Dr. Yekuhsiyo Rosa King (Oneida) is a member of the Turtle clan. Her ukwehuwe (Oneida) name means “she has a nice face”. She was born and raised on the reservation and has been learning the language for ten years and has been teaching for nine years. She is a licensed American Indian Language teacher by the Wisconsin Department of Public Instruction (DPI). Dr. King is currently a lead instructor in the TehatiwʌnákhwaɁ Language Nest Immersion Program that serves students 3-7 years old. In this podcast, Dr. King tells us all about the Language Nest Immersion Program.
Demetrius Johnson (Diné) is a #LandBack Organizer at Rapid City, South Dakota-based nonprofit NDN Collective. Originally from Tółaní, Ganado, Arizona, Johnson began community organizing shortly after being elected President of Kiva Club around the disastrous Gold King Mine spill that affected his people in 2015. He is also a long-standing lead organizer for The Red Nation, a coalition of Native and non-Native activists, educators, students, and community organizers based in Albuquerque, New Mexico, advocating Native liberation.
The United Nations Permanent Forum on Indigenous Issues (UNPFII) is a high-level advisory body to the Economic and Social Council.
The twenty-first session of the Permanent Forum is happening from April 25th to May 6th, 2022, at the UN Headquarters in New York.
This year's special theme is “Indigenous Peoples, business, autonomy and the human rights principles of due diligence including Free, Prior and Informed Consent”
Kandi “EagleWoman” White (Mandan, Hidatsa, Arikara) is a leading voice in the fight to bring visibility to the impacts that climate change and environmental injustice are having on Indigenous communities across North America.

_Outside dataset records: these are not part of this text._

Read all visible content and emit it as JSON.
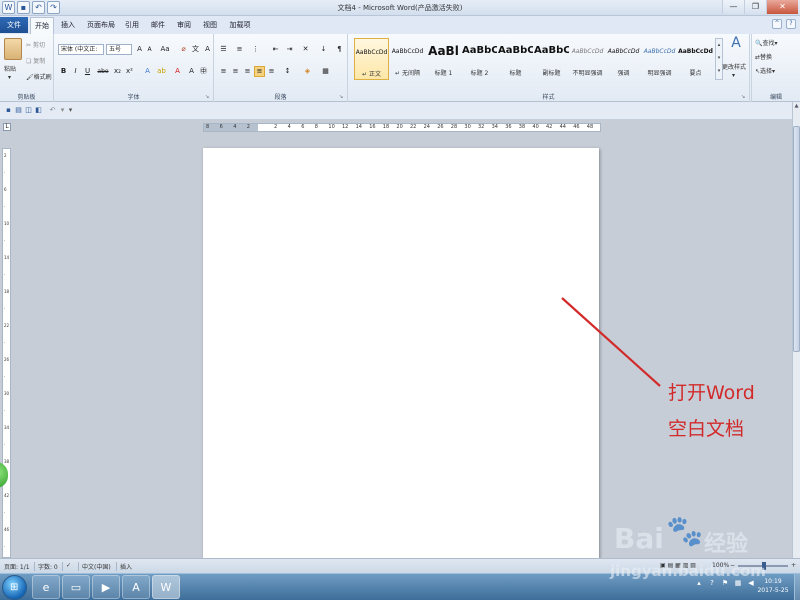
{
  "window": {
    "title": "文档4 - Microsoft Word(产品激活失败)",
    "qat_icons": [
      "word-icon",
      "save-icon",
      "undo-icon",
      "redo-icon"
    ]
  },
  "tabs": {
    "file": "文件",
    "items": [
      "开始",
      "插入",
      "页面布局",
      "引用",
      "邮件",
      "审阅",
      "视图",
      "加载项"
    ],
    "active": "开始"
  },
  "clipboard": {
    "paste": "粘贴",
    "cut": "剪切",
    "copy": "复制",
    "format_painter": "格式刷",
    "label": "剪贴板"
  },
  "font": {
    "font_name": "宋体 (中文正:",
    "font_size": "五号",
    "label": "字体",
    "buttons": [
      "B",
      "I",
      "U",
      "abe",
      "x₂",
      "x²"
    ]
  },
  "paragraph": {
    "label": "段落"
  },
  "styles": {
    "label": "样式",
    "items": [
      {
        "sample": "AaBbCcDd",
        "name": "↵ 正文",
        "selected": true
      },
      {
        "sample": "AaBbCcDd",
        "name": "↵ 无间隔",
        "selected": false
      },
      {
        "sample": "AaBl",
        "name": "标题 1",
        "selected": false
      },
      {
        "sample": "AaBbC",
        "name": "标题 2",
        "selected": false
      },
      {
        "sample": "AaBbC",
        "name": "标题",
        "selected": false
      },
      {
        "sample": "AaBbC",
        "name": "副标题",
        "selected": false
      },
      {
        "sample": "AaBbCcDd",
        "name": "不明显强调",
        "selected": false
      },
      {
        "sample": "AaBbCcDd",
        "name": "强调",
        "selected": false
      },
      {
        "sample": "AaBbCcDd",
        "name": "明显强调",
        "selected": false
      },
      {
        "sample": "AaBbCcDd",
        "name": "要点",
        "selected": false
      }
    ],
    "change_styles": "更改样式"
  },
  "editing": {
    "label": "编辑",
    "find": "查找",
    "replace": "替换",
    "select": "选择"
  },
  "ruler": {
    "numbers": [
      "8",
      "6",
      "4",
      "2",
      "",
      "2",
      "4",
      "6",
      "8",
      "10",
      "12",
      "14",
      "16",
      "18",
      "20",
      "22",
      "24",
      "26",
      "28",
      "30",
      "32",
      "34",
      "36",
      "38",
      "40",
      "42",
      "44",
      "46",
      "48"
    ]
  },
  "annotation": {
    "line1": "打开Word",
    "line2": "空白文档",
    "color": "#d22a2a"
  },
  "statusbar": {
    "page": "页面: 1/1",
    "words": "字数: 0",
    "language": "中文(中国)",
    "mode": "插入",
    "zoom": "100%"
  },
  "taskbar": {
    "apps": [
      "ie-icon",
      "explorer-icon",
      "media-icon",
      "acrobat-icon",
      "word-icon"
    ],
    "active_app": "word-icon",
    "time": "10:19",
    "date": "2017-5-25"
  },
  "watermark": {
    "brand": "Bai",
    "brand2": "经验",
    "url": "jingyan.baidu.com"
  }
}
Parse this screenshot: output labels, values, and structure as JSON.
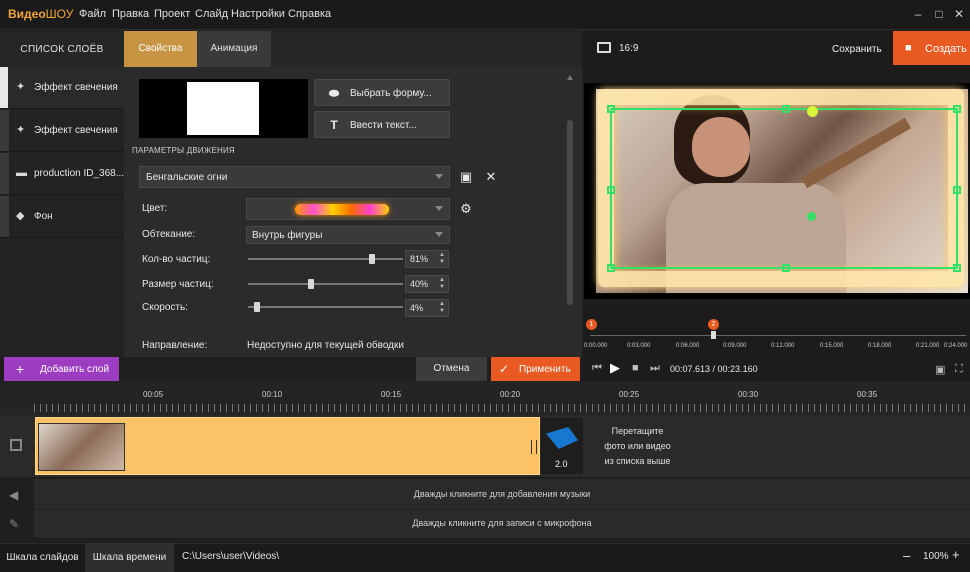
{
  "app": {
    "logo_part1": "Видео",
    "logo_part2": "ШОУ"
  },
  "menu": [
    "Файл",
    "Правка",
    "Проект",
    "Слайд",
    "Настройки",
    "Справка"
  ],
  "window_controls": [
    "–",
    "□",
    "✕"
  ],
  "layers": {
    "title": "СПИСОК СЛОЁВ",
    "items": [
      {
        "label": "Эффект свечения",
        "icon": "magic-wand-icon"
      },
      {
        "label": "Эффект свечения",
        "icon": "magic-wand-icon"
      },
      {
        "label": "production ID_368...",
        "icon": "film-clip-icon"
      },
      {
        "label": "Фон",
        "icon": "paint-bucket-icon"
      }
    ]
  },
  "tabs": {
    "properties": "Свойства",
    "animation": "Анимация"
  },
  "properties": {
    "choose_shape": "Выбрать форму...",
    "enter_text": "Ввести текст...",
    "section_title": "ПАРАМЕТРЫ ДВИЖЕНИЯ",
    "preset": "Бенгальские огни",
    "color_label": "Цвет:",
    "wrap_label": "Обтекание:",
    "wrap_value": "Внутрь фигуры",
    "count_label": "Кол-во частиц:",
    "count_value": "81%",
    "count_fraction": 0.81,
    "size_label": "Размер частиц:",
    "size_value": "40%",
    "size_fraction": 0.4,
    "speed_label": "Скорость:",
    "speed_value": "4%",
    "speed_fraction": 0.04,
    "direction_label": "Направление:",
    "direction_value": "Недоступно для текущей обводки"
  },
  "preview": {
    "ratio": "16:9",
    "save": "Сохранить",
    "create": "Создать",
    "markers": [
      "1",
      "2"
    ],
    "ticks": [
      "0:00.000",
      "0:03.000",
      "0:06.000",
      "0:09.000",
      "0:12.000",
      "0:15.000",
      "0:18.000",
      "0:21.000",
      "0:24.000"
    ]
  },
  "actions": {
    "add_layer": "Добавить слой",
    "cancel": "Отмена",
    "apply": "Применить",
    "timecode": "00:07.613 / 00:23.160"
  },
  "timeline": {
    "ruler": [
      "00:05",
      "00:10",
      "00:15",
      "00:20",
      "00:25",
      "00:30",
      "00:35"
    ],
    "transition_value": "2.0",
    "drop_hint_1": "Перетащите",
    "drop_hint_2": "фото или видео",
    "drop_hint_3": "из списка выше",
    "music_hint": "Дважды кликните для добавления музыки",
    "mic_hint": "Дважды кликните для записи с микрофона"
  },
  "bottom": {
    "slides": "Шкала слайдов",
    "timeline": "Шкала времени",
    "path": "C:\\Users\\user\\Videos\\",
    "zoom": "100%"
  },
  "colors": {
    "accent_orange": "#e85a22",
    "tab_gold": "#c79443",
    "add_purple": "#9b3cc1",
    "clip_yellow": "#fcc266",
    "selection_green": "#34e065"
  }
}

Kandi began her work with the Indigenous Environmental Network (IEN) as the Tribal Campus Climate Challenge Coordinator, engaging with more than 30 Tribal colleges to instate community based environmental programs and connect Indigenous youth with green jobs.
"Indigenous Peoples must be part of the solution to climate change. This is because you have the traditional knowledge of your ancestors. The important value of that knowledge simply can not—and must not—be understated. You are also essential in finding solutions today and in the future. The Paris Climate Change Agreement recognizes this.
Fred Nez-Keams is a Navajo Musician and Flute Maker. In this Interview, Veronica Valente learns all about Fred's journey.
Produced by Veronica Valente (Cultural Survival Intern)
Edited by Shaldon Ferris (Khoisan)
Interviewee: Fred Nez-Keams (Navajo)
Music: "Lights in the Forest" by Yarina, used with permission
Image: Screenshot of Fred Nez-Keams with a flute.
The Universal Periodic Review was established to create a consistent commitment of each UN member state to meet its human rights duties through interactive dialogue. Joshua Cooper tells us about the review of the United States.
Produced by : Agnes Portalewska/Shaldon Ferris
Interviewee: Joshua Cooper
Music: "Burn your village to the ground", by A Tribe Called Red - used with permission.
"Whispers" by Ziibiwan, used with permission
The Wampanoag Peoples have lived in the region of what is now southeastern Massachusetts for more than 12,000 years. The year 2020 represents 400 years since colonizers voyaged on the Mayflower and founded Plymouth Colony as settlers on Native land. This anniversary is a time of reckoning with that history of violence, dispossession, removal. The story of Plymouth Colony cannot be told without the perspectives of Indigenous Peoples who were here as that ship arrived and who still remain.
As the son of Pat Vegas - legendary founder of Native American, Billboard Top 100-charting band REDBONE - music has always been at the forefront of PJ’s life. PJ is proud to be one of the first Native American RnB singers to be recognized in the industry by MTV, having won the Video Music Award for “Best Video With a Message” in 2017, and since then, he has continued to make waves as an indigenous artist.
En 1999, la Organización de las Naciones Unidas para la Educación, la Ciencia y la Cultura (UNESCO) proclamó el 21 de febrero Día Internacional de la Lengua Materna como un día propicio para: Promover la reflexión y movilización a favor de la diversidad lingüística y de las lenguas del mundo.